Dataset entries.
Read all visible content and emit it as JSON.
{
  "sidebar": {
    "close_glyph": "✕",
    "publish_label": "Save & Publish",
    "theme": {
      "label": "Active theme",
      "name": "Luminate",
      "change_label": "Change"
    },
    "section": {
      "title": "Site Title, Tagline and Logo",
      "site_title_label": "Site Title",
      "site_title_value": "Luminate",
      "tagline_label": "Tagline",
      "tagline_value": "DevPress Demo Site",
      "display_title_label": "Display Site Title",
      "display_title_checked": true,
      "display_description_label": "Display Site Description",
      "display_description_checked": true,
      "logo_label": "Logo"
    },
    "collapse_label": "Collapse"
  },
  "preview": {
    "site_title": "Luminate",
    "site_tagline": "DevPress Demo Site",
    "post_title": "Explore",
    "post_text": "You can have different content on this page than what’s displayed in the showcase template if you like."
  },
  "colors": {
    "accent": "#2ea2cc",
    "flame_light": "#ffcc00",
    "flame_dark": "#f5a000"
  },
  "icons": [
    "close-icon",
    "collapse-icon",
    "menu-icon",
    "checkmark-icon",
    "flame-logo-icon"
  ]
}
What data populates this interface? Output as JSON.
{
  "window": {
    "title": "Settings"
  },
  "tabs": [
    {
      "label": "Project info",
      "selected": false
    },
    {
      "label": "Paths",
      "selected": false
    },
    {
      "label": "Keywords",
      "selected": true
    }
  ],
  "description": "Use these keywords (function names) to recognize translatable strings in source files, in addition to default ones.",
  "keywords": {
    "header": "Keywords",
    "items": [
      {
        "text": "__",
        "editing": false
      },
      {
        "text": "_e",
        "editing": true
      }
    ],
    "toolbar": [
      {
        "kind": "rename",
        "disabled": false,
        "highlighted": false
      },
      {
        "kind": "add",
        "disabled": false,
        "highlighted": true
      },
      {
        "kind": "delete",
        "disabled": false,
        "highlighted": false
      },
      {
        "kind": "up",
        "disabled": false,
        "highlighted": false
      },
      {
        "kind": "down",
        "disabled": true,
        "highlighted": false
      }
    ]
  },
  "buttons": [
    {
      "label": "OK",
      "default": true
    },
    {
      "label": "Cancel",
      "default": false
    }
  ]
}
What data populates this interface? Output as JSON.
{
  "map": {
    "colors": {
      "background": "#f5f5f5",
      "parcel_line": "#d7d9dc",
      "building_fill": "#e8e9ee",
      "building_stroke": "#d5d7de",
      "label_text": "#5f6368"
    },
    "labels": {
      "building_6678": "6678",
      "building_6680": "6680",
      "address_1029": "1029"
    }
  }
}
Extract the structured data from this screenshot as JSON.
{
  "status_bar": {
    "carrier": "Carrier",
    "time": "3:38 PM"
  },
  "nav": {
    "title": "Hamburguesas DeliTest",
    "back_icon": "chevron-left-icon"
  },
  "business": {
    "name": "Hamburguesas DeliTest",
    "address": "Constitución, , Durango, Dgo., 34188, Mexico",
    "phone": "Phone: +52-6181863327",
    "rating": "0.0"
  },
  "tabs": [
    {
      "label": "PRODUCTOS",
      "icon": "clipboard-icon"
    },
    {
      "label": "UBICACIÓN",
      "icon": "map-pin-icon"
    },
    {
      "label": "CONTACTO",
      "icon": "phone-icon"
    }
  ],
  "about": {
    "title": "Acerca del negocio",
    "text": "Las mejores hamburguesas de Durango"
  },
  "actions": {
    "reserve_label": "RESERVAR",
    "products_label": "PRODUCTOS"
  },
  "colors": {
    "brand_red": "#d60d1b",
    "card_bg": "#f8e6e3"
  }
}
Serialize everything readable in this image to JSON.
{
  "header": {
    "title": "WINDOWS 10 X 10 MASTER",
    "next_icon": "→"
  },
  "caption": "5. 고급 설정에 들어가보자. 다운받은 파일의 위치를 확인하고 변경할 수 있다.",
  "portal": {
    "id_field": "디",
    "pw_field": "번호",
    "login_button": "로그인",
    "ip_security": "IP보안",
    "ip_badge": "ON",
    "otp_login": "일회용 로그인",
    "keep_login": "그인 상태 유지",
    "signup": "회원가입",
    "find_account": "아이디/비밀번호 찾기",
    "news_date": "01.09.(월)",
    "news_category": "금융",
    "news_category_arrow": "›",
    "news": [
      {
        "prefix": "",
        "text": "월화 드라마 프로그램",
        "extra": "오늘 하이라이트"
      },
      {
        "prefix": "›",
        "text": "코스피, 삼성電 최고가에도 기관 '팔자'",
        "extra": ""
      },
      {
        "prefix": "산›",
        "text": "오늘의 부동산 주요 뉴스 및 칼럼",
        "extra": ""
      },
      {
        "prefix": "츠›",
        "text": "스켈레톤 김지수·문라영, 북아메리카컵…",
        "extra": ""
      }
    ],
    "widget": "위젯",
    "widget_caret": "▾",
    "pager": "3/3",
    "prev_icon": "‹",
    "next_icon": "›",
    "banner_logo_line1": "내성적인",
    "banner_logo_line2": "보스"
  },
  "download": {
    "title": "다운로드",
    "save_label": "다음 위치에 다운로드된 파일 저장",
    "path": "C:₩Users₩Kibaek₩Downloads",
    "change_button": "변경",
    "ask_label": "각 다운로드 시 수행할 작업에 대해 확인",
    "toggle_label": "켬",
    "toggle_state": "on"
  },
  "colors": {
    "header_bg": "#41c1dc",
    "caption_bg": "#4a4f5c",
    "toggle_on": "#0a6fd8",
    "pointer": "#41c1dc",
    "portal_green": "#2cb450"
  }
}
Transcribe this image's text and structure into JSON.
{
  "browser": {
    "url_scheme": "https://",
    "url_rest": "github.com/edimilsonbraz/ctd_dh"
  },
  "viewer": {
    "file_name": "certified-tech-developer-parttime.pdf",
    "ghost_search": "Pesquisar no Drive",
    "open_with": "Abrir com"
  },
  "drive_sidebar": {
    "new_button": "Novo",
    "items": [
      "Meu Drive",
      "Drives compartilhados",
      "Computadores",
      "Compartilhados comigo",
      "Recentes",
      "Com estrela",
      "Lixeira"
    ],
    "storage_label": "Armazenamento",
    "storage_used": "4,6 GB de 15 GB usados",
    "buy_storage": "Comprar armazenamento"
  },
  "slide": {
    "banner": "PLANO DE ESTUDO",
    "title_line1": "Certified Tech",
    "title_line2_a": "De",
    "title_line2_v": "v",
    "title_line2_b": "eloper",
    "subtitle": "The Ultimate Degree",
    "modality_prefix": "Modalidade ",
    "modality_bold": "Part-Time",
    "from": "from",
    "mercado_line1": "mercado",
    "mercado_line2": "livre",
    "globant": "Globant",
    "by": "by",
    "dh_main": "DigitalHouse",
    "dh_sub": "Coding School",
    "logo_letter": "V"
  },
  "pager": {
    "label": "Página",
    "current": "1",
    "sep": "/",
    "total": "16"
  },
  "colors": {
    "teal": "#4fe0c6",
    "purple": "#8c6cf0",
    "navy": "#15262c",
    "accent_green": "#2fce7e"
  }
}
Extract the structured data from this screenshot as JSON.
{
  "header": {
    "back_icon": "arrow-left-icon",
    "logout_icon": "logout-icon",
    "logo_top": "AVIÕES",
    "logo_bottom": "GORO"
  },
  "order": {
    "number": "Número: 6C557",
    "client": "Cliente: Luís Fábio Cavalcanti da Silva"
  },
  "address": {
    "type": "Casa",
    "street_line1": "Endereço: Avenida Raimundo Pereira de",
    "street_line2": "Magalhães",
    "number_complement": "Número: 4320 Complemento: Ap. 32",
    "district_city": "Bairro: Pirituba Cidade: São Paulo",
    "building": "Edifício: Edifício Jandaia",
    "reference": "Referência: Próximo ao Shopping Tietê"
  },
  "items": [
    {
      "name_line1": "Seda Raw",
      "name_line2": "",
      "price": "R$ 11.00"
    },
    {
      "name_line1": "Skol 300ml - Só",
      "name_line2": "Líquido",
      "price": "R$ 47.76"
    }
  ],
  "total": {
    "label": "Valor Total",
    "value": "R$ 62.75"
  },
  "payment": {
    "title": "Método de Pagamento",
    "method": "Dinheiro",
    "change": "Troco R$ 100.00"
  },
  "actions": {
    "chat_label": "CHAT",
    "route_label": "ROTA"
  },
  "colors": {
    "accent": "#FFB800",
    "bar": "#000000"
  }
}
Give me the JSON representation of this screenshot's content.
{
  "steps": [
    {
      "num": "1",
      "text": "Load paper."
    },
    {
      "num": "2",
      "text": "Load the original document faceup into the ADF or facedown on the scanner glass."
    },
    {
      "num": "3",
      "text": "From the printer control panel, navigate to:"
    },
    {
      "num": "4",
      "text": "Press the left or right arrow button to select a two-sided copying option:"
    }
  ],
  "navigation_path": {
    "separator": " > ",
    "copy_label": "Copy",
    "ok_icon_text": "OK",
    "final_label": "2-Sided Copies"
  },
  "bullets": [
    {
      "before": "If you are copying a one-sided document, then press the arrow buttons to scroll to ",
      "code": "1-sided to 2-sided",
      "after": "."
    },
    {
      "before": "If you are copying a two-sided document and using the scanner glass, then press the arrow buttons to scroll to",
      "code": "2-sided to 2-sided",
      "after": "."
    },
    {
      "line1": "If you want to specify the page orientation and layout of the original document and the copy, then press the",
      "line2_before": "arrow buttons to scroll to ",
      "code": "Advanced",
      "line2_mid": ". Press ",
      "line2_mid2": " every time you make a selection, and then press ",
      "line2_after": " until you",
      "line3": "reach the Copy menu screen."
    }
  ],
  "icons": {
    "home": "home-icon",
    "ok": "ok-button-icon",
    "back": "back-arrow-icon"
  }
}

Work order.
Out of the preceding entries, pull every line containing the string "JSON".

Expected answer.
Read all visible content and emit it as JSON.
What data populates this interface? Output as JSON.
What data populates this interface? Output as JSON.
Extract the structured data from this screenshot as JSON.
Serialize everything readable in this image to JSON.
Transcribe this image's text and structure into JSON.
Extract the structured data from this screenshot as JSON.
Give me the JSON representation of this screenshot's content.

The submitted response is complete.